'Daybreak' Review: Netflix's high school drama-meets-post apocalyptic comedy is more wannabe than you think
Taking viewers on a wild, adventurous ride, 'Daybreak' is yet another post-apocalyptic, genre-bending series on Netflix created by Brad Peyton and Aron Eli Coleite that fails to hit the mark
Doors to sensationalized high school dramas have often been opened in plenty of movies and TV shows. In this case, we are asked to wonder what happens after a nuclear holocaust ends the world as we know it?
Taking viewers on a wild, adventurous ride, 'Daybreak' is yet another post-apocalyptic, genre-bending series on Netflix created by Brad Peyton and Aron Eli Coleite.
Headlined by teenage outcast Josh Wheeler (Colin Ford) who goes on a search for his missing girlfriend Samaira "Sam" Dean (Sophie Simnett), the series centers around a group of young adults the city of Glendale, California.
The group has to navigate through a post-apocalyptic world full of zombie-like creatures known as ghoulies as well as jocks, games, the 4-H Club and Mad Max-style gangs.
The world may think the apocalypse is a bad thing, but these kids don't think so. For them, it's just time to grab swords and flamethrowers.
What starts out as a gorefest and part coming-of-age comedy soon turns into a drab wannabe series with farce humor. A 'Game of Thrones' reference like "a sword named Needle" or 'Harry Potter' references like "I am a human Sorting Hat" do little to uplift the spirit of the series.

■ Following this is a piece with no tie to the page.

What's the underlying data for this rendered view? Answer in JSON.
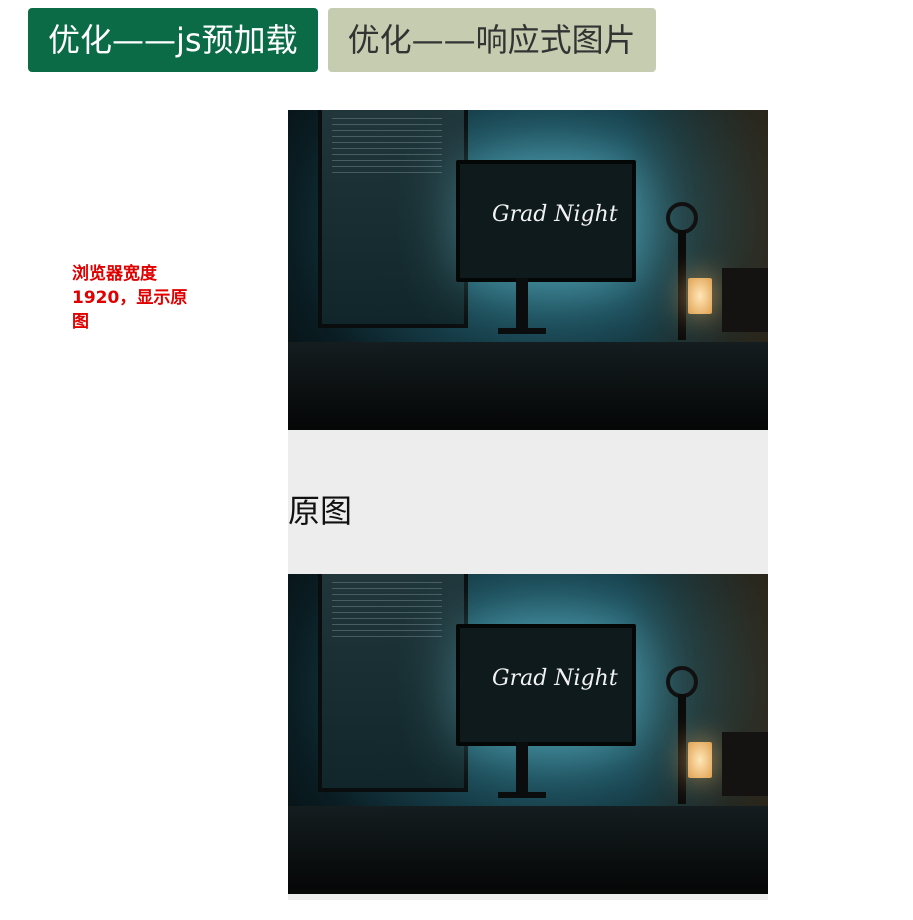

With Austin Crute as Wesley Fists, Matthew Broderick as Burr, Alyvia Alyn Lind as Angelica Green, Gregory Kasyan as Eli Cardashyan, Krysta Rodriguez as Ms. Crumble, Jeanté Godlock as Mona Lisa and Cody Kearsley as Turbo Bro Jock in the cast, the series falls short when it comes to action, logic or social commentary.

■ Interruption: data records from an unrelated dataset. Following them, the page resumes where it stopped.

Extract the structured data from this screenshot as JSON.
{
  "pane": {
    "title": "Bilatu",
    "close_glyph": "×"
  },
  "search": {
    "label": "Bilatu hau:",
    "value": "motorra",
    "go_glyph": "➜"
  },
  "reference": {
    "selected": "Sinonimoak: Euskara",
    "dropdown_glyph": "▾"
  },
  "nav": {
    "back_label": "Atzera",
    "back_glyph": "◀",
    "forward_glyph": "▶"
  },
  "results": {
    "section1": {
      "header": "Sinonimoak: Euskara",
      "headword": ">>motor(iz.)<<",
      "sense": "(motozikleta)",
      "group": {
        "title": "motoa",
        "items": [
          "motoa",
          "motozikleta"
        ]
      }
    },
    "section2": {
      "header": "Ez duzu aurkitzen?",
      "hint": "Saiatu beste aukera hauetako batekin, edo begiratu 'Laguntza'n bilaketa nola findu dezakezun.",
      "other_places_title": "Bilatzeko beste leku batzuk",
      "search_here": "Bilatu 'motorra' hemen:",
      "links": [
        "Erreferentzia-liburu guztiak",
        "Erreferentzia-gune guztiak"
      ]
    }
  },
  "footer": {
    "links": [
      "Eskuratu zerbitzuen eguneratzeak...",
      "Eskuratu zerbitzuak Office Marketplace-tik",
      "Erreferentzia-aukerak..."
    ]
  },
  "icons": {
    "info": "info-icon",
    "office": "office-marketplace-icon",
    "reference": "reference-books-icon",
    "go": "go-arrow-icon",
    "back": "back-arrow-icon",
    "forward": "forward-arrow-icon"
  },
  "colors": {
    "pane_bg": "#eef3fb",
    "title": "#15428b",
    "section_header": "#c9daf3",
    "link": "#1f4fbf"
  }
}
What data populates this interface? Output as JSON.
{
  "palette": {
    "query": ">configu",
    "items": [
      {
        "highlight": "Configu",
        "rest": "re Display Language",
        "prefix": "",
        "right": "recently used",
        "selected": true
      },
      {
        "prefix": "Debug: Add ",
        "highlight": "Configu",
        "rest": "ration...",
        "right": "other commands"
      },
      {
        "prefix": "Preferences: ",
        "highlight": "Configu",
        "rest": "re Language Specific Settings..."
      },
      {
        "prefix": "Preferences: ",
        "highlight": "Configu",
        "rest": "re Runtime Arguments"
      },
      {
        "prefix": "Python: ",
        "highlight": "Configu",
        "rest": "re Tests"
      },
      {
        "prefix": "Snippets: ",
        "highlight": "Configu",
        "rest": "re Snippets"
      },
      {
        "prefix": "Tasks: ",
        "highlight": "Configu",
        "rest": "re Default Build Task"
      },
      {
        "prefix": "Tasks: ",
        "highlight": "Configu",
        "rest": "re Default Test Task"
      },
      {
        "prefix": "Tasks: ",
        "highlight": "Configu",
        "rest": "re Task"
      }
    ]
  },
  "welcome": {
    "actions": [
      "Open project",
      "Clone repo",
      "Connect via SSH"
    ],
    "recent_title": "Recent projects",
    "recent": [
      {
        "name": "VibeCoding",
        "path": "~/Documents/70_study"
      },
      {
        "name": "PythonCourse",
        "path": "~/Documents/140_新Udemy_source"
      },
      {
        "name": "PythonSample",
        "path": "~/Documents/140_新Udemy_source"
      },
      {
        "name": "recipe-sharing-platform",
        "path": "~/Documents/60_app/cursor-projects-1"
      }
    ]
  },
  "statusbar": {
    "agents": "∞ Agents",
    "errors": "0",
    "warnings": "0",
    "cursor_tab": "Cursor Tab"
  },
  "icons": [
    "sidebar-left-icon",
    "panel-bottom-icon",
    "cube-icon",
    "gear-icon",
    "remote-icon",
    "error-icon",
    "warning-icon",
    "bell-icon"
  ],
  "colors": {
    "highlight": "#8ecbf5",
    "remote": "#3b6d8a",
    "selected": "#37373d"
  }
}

The actors try to portray the characters to the best of their abilities but end up overacting instead of putting up a balanced show of snarky one-liners and serious action-oriented drama.

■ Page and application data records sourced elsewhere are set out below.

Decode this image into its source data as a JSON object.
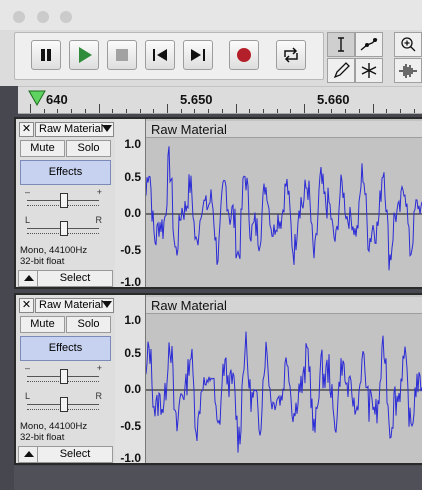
{
  "toolbar": {
    "transport_buttons": [
      "pause-icon",
      "play-icon",
      "stop-icon",
      "skip-start-icon",
      "skip-end-icon",
      "record-icon",
      "loop-icon"
    ],
    "tools": [
      "selection-tool-icon",
      "envelope-tool-icon",
      "draw-tool-icon",
      "multi-tool-icon"
    ],
    "extra_tools": [
      "zoom-in-icon",
      "zoom-toggle-icon"
    ],
    "accent_colors": {
      "play": "#2f8c3a",
      "record": "#b4202a",
      "waveform": "#2b2bd6"
    }
  },
  "ruler": {
    "labels": [
      "640",
      "5.650",
      "5.660"
    ]
  },
  "tracks": [
    {
      "name": "Raw Material",
      "title": "Raw Material",
      "mute_label": "Mute",
      "solo_label": "Solo",
      "effects_label": "Effects",
      "gain_minus": "–",
      "gain_plus": "+",
      "pan_left": "L",
      "pan_right": "R",
      "info_line1": "Mono, 44100Hz",
      "info_line2": "32-bit float",
      "select_label": "Select",
      "scale": [
        "1.0",
        "0.5",
        "0.0",
        "-0.5",
        "-1.0"
      ]
    },
    {
      "name": "Raw Material",
      "title": "Raw Material",
      "mute_label": "Mute",
      "solo_label": "Solo",
      "effects_label": "Effects",
      "gain_minus": "–",
      "gain_plus": "+",
      "pan_left": "L",
      "pan_right": "R",
      "info_line1": "Mono, 44100Hz",
      "info_line2": "32-bit float",
      "select_label": "Select",
      "scale": [
        "1.0",
        "0.5",
        "0.0",
        "-0.5",
        "-1.0"
      ]
    }
  ]
}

Even with spurts of romance, action, teen drama, bloodsports, roving marauders and aggressive warriors, the Netflix series turns out to be a tawdry version of 'Zombieland' and 'Scream Queens'.
Sadly, the series does not even match with the world created in the eponymous graphic novel by Brian Ralph it is based upon. There's a line in the series that goes, "And you thought we weren't gonna have any fun in the apocalypse?"
Well, if you thought so, stick to that thought because the series is not worth wasting your time on, especially not the first five episodes.